A good day to bring light to the world
(or please a wife)—in the bag,
a jumble: a halogen lamp
for my daughter’s desk at school,
a 25-watt incandescent
for the wine cooler
and a 60-watt bulb
for the fake Italian sconce in the hallway.
Only the halogen requires a tool
for installation,
a small Philips head screw driver
and a cloth to keep
my fingerprints off the glass.

Outside, the sun goes in too early,
a cartouche of moon appears
in the crisp gray air
and incipient crystals of frost
dance in the atmosphere—cold
as the name of the season ahead.
Crows cry in the autumn fields,
the house, once dark
brightens up corner by corner
with each thrown switch.
One room only needs no artificial glow.
My duty done, I climb the stairs
to where she waits.
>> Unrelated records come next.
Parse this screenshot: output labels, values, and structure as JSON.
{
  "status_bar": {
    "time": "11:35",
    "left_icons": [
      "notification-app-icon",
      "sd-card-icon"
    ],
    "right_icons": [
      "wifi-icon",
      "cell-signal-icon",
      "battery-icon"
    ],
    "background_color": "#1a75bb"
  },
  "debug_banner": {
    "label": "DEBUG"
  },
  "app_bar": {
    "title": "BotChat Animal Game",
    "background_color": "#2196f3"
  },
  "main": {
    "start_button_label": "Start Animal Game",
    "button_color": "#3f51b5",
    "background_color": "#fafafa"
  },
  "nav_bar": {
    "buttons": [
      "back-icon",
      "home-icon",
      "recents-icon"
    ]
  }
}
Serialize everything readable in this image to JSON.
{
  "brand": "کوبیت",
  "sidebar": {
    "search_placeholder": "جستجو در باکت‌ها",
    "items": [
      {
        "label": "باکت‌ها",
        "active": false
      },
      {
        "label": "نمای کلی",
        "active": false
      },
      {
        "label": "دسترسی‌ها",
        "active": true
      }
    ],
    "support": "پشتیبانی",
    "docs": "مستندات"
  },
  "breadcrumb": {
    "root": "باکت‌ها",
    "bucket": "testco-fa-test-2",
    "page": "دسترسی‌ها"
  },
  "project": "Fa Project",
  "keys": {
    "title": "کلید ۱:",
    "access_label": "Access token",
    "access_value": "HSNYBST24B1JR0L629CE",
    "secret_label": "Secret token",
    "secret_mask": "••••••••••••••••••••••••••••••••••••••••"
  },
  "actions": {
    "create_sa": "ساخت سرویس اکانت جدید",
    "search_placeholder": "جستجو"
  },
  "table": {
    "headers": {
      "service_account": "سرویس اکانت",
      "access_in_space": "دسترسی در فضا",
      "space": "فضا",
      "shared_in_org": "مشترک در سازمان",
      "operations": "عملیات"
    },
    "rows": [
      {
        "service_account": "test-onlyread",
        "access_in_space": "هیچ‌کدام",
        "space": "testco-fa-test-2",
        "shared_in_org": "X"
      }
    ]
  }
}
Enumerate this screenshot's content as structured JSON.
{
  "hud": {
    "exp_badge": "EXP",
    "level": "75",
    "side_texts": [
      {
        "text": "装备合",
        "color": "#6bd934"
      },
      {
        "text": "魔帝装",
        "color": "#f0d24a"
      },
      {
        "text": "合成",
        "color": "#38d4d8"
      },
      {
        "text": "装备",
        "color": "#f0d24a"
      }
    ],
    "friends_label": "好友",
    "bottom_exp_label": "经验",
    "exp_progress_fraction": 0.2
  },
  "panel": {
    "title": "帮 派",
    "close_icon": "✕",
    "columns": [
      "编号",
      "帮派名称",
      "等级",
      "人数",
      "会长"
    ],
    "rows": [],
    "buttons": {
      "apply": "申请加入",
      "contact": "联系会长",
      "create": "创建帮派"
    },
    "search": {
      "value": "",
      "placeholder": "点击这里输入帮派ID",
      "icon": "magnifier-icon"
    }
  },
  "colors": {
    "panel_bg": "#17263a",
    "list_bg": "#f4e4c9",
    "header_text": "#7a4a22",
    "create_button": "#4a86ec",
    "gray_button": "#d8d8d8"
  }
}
Michael Salcman: former chairman neurosurgery University of Maryland. Poems in Barrow Street, Harvard Review, Hudson Review and books Poetry in Medicine, anthology of medical poems, A Prague Spring, winner Sinclair Poetry Prize, Shades & Graces, Daniel Hoffman Book Prize winner, Necessary Speech: New & Selected Poems and Crossing the Tape.